> WHAT YOU ARE ASKED TO DO: Leaving every picture out, repeat all of the entries below exactly.

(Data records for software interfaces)
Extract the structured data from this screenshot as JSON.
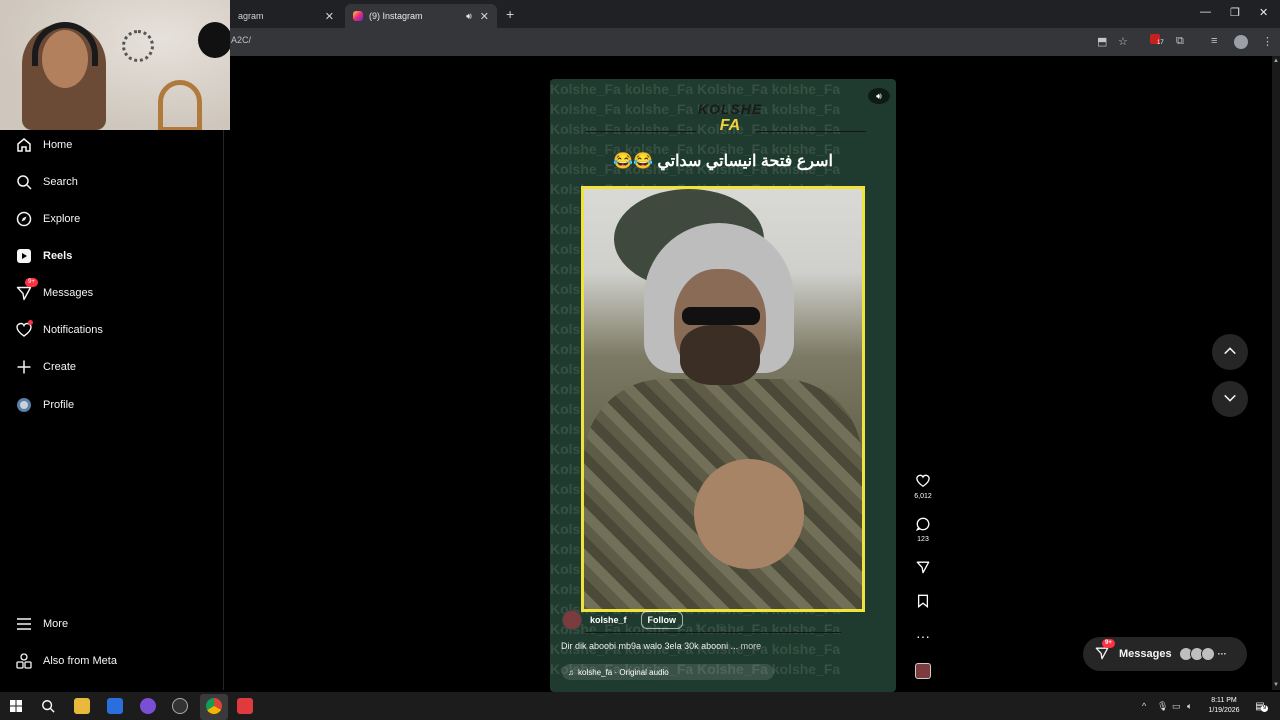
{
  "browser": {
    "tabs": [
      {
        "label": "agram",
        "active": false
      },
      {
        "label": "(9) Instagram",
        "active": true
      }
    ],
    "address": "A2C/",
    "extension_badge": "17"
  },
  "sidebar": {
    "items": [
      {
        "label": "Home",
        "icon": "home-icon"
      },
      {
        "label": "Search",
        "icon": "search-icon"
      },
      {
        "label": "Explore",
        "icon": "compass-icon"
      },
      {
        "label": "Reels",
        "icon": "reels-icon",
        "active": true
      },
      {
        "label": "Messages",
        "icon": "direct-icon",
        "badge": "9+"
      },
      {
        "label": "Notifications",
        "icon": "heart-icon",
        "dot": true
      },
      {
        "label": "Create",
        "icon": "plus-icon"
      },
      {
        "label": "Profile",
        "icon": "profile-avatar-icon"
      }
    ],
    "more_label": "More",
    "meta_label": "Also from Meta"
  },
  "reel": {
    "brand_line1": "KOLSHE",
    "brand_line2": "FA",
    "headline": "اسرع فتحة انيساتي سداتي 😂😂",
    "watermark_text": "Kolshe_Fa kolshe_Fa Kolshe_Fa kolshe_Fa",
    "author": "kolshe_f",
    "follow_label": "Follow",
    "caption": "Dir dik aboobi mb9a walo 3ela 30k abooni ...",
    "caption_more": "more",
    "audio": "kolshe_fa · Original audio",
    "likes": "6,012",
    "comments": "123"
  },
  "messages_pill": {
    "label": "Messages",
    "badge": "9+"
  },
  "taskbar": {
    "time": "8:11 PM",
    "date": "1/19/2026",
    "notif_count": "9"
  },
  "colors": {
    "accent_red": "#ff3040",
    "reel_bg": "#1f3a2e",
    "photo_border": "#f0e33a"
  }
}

> ANSWER TO THE PROBLEM:
Extract the structured data from this screenshot as JSON.
{
  "browser": {
    "tabs": [
      {
        "label": "agram",
        "active": false
      },
      {
        "label": "(9) Instagram",
        "active": true
      }
    ],
    "address": "A2C/",
    "extension_badge": "17"
  },
  "sidebar": {
    "items": [
      {
        "label": "Home",
        "icon": "home-icon"
      },
      {
        "label": "Search",
        "icon": "search-icon"
      },
      {
        "label": "Explore",
        "icon": "compass-icon"
      },
      {
        "label": "Reels",
        "icon": "reels-icon",
        "active": true
      },
      {
        "label": "Messages",
        "icon": "direct-icon",
        "badge": "9+"
      },
      {
        "label": "Notifications",
        "icon": "heart-icon",
        "dot": true
      },
      {
        "label": "Create",
        "icon": "plus-icon"
      },
      {
        "label": "Profile",
        "icon": "profile-avatar-icon"
      }
    ],
    "more_label": "More",
    "meta_label": "Also from Meta"
  },
  "reel": {
    "brand_line1": "KOLSHE",
    "brand_line2": "FA",
    "headline": "اسرع فتحة انيساتي سداتي 😂😂",
    "watermark_text": "Kolshe_Fa kolshe_Fa Kolshe_Fa kolshe_Fa",
    "author": "kolshe_f",
    "follow_label": "Follow",
    "caption": "Dir dik aboobi mb9a walo 3ela 30k abooni ...",
    "caption_more": "more",
    "audio": "kolshe_fa · Original audio",
    "likes": "6,012",
    "comments": "123"
  },
  "messages_pill": {
    "label": "Messages",
    "badge": "9+"
  },
  "taskbar": {
    "time": "8:11 PM",
    "date": "1/19/2026",
    "notif_count": "9"
  },
  "colors": {
    "accent_red": "#ff3040",
    "reel_bg": "#1f3a2e",
    "photo_border": "#f0e33a"
  }
}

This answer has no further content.